Williams and another v Broadoak Private Finance Ltd and others  EWHC 1107 (Ch)
This case involved a property development where Birchen House Limited ("BHL") purchased freehold land in Birkenhead in order to redevelop it into commercial units and residential apartments (the "Property"). BHL had taken out secured bank loans and entered into off plan residential apartment sales. BHL were underfunded and were unable to pay contractors and as a result administrators were appointed. The administrators sought an order from the court to sell the property unencumbered. This order was granted. The courts further looked at the order of priorities for repayment from any sale proceeds and monies in BHL's bank account. The Bank, which had a legal mortgage and an all monies debenture, would rank behind any apartment purchasers, but only with respect to purchasers who had entered into a sales contract and registered their interest at the Land Registry prior to the Bank's refinancing.
BHL purchased the Property in late 2015 and the purchase was initially funded by Hope Capital Limited and the development was overseen by Goodman Wells Limited, a connected company. To further fund the development, residential apartments were sold off-plan. Each purchaser paid a 25% deposit of the purchase price which was utilised in the development. By September 2016, BHL realised they were under-funded and sought to refinance the original loan with Broadoak Private Finance Limited (the "Bank"). BPFL provided two facilities which were drawn in September and October 2016. The Bank was granted an all-monies debenture and a legal mortgage as security for the loan, which were registered at Companies House and the Land Registry. The Bank advanced a third facility as an extension of the second loan facility and that was drawn in November 2016. After the refinancing, BHL continued to sell apartments off plan. Works were suspended in May 2017 by the builder for non-payment of an invoice. Joint administrators were appointed in June 2017 by the Bank pursuant to its powers as a holder of a qualifying floating charge. The only identifiable asset was the Property and a bank account containing around £6,000.

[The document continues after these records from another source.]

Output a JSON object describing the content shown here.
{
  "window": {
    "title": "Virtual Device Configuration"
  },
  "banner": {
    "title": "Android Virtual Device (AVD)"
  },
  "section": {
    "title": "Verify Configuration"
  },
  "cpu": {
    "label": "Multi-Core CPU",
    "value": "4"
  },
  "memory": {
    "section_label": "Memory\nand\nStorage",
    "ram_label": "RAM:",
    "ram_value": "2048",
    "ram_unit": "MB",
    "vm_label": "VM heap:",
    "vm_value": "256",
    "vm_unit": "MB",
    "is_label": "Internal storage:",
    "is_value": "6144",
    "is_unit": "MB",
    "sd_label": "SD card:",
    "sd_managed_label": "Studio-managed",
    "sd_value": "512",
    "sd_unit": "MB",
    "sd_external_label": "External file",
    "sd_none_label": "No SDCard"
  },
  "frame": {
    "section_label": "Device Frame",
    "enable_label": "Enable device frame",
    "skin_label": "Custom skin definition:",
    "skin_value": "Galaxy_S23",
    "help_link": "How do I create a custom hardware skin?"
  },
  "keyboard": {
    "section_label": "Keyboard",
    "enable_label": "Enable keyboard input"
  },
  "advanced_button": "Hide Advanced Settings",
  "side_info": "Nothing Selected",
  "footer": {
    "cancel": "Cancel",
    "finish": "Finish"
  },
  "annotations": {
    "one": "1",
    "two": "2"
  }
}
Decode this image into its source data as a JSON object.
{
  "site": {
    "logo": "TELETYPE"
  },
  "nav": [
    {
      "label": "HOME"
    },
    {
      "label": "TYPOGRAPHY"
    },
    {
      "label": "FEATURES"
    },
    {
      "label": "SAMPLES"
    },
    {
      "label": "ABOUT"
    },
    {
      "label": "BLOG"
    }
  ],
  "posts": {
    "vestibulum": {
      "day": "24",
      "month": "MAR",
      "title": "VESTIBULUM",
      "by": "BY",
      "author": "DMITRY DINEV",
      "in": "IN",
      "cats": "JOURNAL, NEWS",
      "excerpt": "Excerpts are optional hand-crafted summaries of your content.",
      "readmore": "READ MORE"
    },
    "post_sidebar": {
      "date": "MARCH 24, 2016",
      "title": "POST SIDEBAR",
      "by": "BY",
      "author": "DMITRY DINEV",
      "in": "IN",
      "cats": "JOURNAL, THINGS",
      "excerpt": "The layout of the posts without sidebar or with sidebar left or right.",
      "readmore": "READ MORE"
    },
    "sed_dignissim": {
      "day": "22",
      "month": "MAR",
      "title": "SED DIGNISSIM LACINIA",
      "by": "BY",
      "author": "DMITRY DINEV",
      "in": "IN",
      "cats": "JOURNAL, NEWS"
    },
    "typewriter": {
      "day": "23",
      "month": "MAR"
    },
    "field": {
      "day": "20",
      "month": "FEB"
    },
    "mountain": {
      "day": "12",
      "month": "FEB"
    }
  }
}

The administrators made an application to the court under paragraph 71 of Schedule B1 to the Insolvency Act 1986 so as to enable them to dispose of the Property as if it were not subject to any security. The court had to consider whether such disposal was likely to promote the purpose of administration. The court held that selling the Property free of any security interests was the only realistic option as the administrators were unlikely to complete the development themselves or sell the Property subject to the existing interests.
The court also considered the order of priorities of repayment, there were 3 classes of respondents: (i) the Bank, (ii) contracting purchasers who had a purchaser's lien and (iii) Eloquent Developments Limited who had the benefit of an option to acquire two apartments but that option expired in December 2017 (so they had no interest in the Property at the time of the court proceedings). The contracting purchasers were essentially split into 3 categories: (a) those that bought an apartment prior to the Bank's charge being registered and had registered unilateral notices at the Land Registry; (b) purchasers who had registered unilateral notices but after the Bank's charge was registered and all 3 advances had been made to BHL; and (c) purchasers who had not yet registered any interest in the Property at the Land Registry. The court held that the purchasers described in catergory (a) would rank ahead of the Bank and the remaining categories of purchasers would rank behind the Bank in the order of priorities.
Points of note in the REF market
This case is important in the real estate finance market, particularly in the context of refinancing property developments. A lender will rank behind any contracting purchaser of residential property who made a purchase and registered their interest at the Land Registry prior to their refinancing. A purchaser who fails to register their interest, prior to a lender's interest being registered, will rank behind the lender even if the lender had notice of such interest. The key takeaway for a lender is ensuring any security taken over any property is registered at the Land Registry as quickly as possible or that prior ranking purchaser applications are cancelled and re-submitted to allow the lender's security to take priority.